Why Lemons Float and Limes Sink
First and foremost, it’s essential to recognize the size disparity. On average, limes measure two inches in diameter. At the same time, lemons typically come out twice that size. Though size shouldn’t be seen as the sole factor determining whether citrus will sink or float.
Density is key. Limes are slightly denser than lemons, yet that difference is enough to cause them to sink when submerged in liquid while lemons float. Furthermore, lemons are one of the few items capable of floating even in beverages with high sugar concentrations, such as soda.
But this difference in density does not alter their sour flavor – both make excellent substitutes, being used interchangeably in cooking and beverages with similar nutritional values.
Try it for Yourself!
So what happens when we put them together in a cup of water? Simply drop one slice each into the glass. As soon as they hit, the lemon floats while its counterpart sinks due to their differing densities. This phenomenon was discussed before.
But what happens if we add sugar to the equation? In a cup of soda with high levels of sugar content, lemons, and limes float due to this phenomenon; it is fascinating to witness how one fruit reacts differently depending on its properties in different liquid environments.
At its core, lemons float, and limes sink due to differences in density. While limes are denser than lemons, both are equally tart and can be used interchangeably when cooking or crafting beverages with citrus flavors.

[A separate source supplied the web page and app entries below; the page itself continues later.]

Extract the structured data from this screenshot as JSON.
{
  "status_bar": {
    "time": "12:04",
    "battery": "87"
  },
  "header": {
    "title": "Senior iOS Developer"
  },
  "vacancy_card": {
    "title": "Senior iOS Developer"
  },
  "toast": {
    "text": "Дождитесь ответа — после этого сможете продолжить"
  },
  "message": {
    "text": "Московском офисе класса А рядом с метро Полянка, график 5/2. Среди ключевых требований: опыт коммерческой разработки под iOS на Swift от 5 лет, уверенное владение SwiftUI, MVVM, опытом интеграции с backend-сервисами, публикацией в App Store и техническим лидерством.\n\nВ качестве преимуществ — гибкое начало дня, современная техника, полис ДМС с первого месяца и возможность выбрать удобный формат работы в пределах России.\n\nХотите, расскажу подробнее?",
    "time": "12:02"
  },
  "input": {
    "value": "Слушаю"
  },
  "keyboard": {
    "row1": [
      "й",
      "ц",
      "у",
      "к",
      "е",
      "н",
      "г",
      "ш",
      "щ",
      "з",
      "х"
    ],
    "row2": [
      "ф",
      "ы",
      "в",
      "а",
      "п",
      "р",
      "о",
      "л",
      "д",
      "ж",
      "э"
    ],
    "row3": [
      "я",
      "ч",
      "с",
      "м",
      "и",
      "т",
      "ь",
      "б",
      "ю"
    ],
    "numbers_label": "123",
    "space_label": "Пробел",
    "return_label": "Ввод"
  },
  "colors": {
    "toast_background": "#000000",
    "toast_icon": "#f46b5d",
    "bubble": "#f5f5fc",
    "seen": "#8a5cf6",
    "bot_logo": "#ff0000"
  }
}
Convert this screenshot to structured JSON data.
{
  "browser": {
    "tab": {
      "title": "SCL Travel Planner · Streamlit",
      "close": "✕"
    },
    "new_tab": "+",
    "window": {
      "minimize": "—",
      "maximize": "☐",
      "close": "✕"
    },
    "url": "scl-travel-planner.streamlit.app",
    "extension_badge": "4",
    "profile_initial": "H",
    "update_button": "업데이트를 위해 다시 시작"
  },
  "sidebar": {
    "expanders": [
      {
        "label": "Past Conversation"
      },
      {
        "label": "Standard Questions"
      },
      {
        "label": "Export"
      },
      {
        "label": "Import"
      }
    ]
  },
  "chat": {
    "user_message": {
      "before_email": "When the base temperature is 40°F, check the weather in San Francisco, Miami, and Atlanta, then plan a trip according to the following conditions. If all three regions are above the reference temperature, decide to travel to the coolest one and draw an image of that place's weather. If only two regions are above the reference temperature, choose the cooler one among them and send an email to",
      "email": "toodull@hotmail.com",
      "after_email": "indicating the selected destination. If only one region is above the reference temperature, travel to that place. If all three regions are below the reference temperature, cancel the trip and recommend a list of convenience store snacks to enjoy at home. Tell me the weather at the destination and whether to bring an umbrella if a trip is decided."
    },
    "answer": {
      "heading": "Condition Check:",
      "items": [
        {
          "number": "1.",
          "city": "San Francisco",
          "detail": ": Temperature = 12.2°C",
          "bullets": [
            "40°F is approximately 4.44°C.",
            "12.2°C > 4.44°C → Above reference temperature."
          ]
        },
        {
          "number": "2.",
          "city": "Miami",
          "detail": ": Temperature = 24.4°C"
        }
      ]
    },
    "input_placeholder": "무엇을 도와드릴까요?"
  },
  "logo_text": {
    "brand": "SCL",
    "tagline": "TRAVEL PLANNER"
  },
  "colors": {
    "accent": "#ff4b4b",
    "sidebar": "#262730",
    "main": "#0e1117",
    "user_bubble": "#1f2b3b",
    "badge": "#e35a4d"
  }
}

Next time you make something with citrus flavors like this one, take a moment and appreciate this exciting phenomenon of citrus float vs. sink! Cheers!